Livestreaming Pollution: A New Form of Public Disclosure and a Catalyst for Citizen Engagement?
Most environmental policy assumes the form of standards and enforcement. Scarce public budgets motivate the use of disclosure laws. This study explores a new form of pollution disclosure: real-time visual evidence of emissions provided on a free, public website. The paper tests whether the disclosure of visual evidence of emissions affects the nature and frequency of phone calls to the local air quality regulator. First, we test whether the presence of the camera affects the frequency of calls to the local air quality regulator about the facility monitored by the camera. Second, we test the relationship between the camera being active and the number of complaints about facilities other than the plant recorded by the camera. Our empirical results suggest that the camera did not affect the frequency of calls to the regulator about the monitored facility. However, the count of complaints pertaining to another prominent industrial polluter in the area, steel manufacturing plants, is positively associated with the camera being active. We propose two behavioral reasons for this finding: the prior knowledge hypothesis and affect heuristics. This study argues that visual evidence is a feasible approach to environmental oversight even during periods with diminished regulatory capacity.

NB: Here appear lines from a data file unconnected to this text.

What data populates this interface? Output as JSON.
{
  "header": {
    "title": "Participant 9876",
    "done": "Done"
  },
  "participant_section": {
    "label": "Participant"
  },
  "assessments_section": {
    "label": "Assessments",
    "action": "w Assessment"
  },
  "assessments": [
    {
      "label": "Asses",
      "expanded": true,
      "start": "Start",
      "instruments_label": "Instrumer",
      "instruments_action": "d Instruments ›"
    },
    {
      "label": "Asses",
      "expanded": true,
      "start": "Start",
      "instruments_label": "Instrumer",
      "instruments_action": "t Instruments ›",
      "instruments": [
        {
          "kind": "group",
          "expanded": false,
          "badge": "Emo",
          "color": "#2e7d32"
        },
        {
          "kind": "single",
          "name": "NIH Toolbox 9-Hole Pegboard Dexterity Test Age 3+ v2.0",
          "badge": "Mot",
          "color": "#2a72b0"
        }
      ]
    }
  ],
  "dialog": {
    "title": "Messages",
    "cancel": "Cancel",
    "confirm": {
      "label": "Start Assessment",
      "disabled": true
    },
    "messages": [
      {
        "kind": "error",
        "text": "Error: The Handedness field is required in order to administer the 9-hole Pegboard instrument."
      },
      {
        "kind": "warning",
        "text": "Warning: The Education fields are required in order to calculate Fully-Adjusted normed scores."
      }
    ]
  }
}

The authors thank Karen Fisher-Vanden, Joel Landry, and seminar participants at the Penn State University Energy and Environmental Economics and Policy Seminar, as well as the Allegheny County Health Department for providing call records. The views expressed herein are those of the authors and do not necessarily reflect the views of the National Bureau of Economic Research.